■ **WHAT THE TASK REQUIRES**
Every line containing the string "para" is to be copied from the records.

■ **INFORMATION SUPPLIED**
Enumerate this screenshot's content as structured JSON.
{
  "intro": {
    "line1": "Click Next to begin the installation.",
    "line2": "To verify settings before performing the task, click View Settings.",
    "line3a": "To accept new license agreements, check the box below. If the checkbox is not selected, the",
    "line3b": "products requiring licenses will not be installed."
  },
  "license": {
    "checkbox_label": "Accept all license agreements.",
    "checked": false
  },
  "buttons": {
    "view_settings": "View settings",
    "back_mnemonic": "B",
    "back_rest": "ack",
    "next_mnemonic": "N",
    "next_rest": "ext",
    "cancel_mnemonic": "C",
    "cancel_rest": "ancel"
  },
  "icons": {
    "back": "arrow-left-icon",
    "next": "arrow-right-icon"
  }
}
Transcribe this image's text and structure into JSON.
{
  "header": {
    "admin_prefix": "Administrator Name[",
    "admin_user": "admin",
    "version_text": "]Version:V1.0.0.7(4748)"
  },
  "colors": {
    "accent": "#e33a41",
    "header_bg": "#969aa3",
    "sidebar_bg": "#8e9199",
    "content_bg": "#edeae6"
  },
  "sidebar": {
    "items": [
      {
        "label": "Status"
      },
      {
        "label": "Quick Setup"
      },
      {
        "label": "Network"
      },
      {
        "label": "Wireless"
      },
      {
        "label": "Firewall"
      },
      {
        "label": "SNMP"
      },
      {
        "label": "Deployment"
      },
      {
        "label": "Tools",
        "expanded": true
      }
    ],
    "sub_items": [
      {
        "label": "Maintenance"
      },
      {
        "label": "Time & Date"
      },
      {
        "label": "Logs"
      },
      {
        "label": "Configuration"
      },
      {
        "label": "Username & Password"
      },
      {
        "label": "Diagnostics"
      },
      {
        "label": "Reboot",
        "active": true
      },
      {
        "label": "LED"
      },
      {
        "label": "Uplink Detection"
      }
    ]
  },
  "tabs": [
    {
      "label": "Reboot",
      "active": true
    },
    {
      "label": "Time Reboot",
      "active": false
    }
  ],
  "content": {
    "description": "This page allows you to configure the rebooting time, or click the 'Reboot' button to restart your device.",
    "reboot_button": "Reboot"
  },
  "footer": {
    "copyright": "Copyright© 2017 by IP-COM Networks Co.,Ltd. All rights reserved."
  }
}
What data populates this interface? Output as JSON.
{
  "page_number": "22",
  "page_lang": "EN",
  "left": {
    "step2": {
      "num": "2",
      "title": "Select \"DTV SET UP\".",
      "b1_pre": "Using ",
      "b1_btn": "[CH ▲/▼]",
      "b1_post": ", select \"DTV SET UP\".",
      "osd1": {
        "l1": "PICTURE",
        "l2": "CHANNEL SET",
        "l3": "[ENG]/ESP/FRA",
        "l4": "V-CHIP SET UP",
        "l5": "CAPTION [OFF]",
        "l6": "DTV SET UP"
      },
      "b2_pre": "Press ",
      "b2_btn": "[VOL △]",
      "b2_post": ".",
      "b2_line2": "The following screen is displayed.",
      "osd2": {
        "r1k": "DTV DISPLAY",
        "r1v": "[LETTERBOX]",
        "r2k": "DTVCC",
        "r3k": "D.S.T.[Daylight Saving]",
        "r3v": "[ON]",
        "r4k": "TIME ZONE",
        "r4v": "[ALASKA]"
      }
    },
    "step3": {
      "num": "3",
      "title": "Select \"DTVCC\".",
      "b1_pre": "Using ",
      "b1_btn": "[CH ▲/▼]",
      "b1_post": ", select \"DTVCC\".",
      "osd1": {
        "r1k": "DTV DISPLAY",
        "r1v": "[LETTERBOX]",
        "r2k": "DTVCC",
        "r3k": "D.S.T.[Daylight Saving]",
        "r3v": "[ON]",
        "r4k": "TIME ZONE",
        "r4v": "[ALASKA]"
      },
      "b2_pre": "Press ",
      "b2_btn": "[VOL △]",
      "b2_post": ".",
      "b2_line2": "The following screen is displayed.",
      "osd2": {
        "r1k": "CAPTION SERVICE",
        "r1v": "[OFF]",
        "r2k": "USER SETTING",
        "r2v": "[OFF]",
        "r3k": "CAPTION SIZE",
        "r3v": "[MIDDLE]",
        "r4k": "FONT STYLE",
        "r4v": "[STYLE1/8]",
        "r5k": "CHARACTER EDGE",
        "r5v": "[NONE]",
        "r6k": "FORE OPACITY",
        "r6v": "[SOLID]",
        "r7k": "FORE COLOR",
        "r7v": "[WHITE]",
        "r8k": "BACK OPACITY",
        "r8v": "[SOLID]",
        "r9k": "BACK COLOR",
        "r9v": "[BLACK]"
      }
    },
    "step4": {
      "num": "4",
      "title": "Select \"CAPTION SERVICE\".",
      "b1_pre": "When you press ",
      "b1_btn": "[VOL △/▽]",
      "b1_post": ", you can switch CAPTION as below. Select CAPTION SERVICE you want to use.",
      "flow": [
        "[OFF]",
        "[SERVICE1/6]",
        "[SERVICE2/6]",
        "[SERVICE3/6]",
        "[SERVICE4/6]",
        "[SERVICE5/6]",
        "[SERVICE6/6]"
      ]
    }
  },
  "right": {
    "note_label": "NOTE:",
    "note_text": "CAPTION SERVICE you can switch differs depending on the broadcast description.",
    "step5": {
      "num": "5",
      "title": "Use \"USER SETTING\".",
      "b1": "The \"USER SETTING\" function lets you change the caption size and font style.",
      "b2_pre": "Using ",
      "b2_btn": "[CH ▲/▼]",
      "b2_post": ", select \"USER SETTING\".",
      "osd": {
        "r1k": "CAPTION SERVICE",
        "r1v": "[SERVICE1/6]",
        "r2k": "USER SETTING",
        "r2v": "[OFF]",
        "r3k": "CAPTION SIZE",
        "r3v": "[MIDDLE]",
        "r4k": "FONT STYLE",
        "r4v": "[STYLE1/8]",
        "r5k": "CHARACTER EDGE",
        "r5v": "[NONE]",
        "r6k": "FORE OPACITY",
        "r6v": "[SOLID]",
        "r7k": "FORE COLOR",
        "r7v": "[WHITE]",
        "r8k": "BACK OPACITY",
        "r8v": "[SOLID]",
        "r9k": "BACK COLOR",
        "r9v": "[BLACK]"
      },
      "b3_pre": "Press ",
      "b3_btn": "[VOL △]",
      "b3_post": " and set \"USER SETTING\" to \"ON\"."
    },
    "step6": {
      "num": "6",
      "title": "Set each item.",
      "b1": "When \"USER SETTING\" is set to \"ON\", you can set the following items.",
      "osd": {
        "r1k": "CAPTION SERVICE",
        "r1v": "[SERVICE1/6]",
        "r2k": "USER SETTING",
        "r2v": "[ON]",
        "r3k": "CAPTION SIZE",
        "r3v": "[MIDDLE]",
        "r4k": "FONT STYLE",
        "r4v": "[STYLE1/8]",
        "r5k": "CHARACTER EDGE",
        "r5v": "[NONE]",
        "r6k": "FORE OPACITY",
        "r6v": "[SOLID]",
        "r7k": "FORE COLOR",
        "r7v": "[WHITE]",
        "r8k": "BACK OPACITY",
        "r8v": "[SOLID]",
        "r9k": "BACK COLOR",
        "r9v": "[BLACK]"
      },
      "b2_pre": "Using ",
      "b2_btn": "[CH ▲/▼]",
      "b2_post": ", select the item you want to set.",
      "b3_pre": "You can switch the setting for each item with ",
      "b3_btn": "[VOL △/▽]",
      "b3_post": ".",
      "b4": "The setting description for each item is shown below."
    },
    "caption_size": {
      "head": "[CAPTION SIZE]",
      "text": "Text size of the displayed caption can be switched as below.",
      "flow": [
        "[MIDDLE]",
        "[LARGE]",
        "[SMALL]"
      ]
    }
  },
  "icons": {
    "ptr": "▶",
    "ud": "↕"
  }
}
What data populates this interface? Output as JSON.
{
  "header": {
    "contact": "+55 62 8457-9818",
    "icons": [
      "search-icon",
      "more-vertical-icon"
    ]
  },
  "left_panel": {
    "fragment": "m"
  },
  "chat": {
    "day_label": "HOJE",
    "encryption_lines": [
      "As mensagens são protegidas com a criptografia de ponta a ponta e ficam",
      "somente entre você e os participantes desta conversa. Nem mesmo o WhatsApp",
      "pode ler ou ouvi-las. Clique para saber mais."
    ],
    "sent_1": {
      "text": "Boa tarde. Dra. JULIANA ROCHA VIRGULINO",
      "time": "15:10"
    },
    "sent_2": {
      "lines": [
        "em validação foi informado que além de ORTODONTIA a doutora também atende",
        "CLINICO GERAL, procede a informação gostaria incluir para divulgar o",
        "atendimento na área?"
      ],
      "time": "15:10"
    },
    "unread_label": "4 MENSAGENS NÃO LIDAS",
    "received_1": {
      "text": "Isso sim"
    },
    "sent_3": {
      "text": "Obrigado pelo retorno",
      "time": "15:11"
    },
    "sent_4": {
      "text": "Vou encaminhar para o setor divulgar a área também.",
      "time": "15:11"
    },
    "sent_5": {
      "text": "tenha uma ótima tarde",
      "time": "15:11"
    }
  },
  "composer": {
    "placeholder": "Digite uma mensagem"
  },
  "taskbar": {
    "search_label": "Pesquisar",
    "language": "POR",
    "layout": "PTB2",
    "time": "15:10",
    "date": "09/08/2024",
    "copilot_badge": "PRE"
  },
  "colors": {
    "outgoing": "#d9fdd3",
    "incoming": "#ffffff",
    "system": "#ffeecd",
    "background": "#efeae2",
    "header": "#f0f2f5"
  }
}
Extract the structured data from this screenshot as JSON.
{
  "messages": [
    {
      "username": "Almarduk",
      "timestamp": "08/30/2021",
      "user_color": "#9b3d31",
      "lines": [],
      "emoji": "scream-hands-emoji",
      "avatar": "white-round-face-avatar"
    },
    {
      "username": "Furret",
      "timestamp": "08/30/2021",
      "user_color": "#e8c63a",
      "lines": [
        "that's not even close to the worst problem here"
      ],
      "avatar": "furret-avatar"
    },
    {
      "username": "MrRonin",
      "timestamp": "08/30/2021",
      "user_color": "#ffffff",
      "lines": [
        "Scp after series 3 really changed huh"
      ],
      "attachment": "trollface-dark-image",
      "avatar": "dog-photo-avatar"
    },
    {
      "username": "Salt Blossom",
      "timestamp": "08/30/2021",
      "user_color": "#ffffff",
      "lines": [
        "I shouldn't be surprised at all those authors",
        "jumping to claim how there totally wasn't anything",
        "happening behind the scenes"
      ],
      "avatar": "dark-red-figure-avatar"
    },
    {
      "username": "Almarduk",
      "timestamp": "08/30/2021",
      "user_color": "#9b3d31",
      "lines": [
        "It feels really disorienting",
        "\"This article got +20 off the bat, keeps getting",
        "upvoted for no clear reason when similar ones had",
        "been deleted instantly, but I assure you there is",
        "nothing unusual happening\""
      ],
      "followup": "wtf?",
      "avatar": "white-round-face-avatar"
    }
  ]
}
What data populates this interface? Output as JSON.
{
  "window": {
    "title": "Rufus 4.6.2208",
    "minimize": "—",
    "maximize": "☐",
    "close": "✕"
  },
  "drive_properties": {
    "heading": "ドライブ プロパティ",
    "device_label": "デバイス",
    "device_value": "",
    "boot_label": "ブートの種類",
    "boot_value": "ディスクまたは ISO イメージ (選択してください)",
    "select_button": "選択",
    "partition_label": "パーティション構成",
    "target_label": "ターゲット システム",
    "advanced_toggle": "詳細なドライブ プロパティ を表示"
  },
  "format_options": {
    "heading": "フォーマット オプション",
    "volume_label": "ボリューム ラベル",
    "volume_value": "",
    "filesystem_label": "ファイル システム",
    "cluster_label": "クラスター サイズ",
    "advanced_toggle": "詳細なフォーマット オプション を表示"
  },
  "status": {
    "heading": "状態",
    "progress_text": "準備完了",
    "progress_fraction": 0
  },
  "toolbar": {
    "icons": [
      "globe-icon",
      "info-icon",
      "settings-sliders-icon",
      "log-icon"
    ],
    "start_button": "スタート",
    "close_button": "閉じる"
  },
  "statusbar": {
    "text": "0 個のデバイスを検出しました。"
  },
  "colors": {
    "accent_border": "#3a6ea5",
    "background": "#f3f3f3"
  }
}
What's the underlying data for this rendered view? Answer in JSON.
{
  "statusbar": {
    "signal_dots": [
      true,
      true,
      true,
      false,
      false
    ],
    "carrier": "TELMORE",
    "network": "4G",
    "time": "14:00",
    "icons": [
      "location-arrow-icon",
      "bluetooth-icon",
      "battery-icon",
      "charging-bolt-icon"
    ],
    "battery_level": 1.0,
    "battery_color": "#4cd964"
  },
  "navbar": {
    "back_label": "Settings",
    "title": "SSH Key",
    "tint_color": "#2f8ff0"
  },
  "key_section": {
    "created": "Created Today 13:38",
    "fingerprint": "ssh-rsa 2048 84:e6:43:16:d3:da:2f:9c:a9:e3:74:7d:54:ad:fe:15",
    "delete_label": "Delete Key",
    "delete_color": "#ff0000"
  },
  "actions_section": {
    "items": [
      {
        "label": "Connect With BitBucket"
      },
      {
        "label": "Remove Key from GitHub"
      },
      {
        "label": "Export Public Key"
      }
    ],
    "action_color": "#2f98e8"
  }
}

■ **TASK RESPONSE**
      "pode ler ou ouvi-las. Clique para saber mais."
        "CLINICO GERAL, procede a informação gostaria incluir para divulgar o",
      "text": "Vou encaminhar para o setor divulgar a área também.",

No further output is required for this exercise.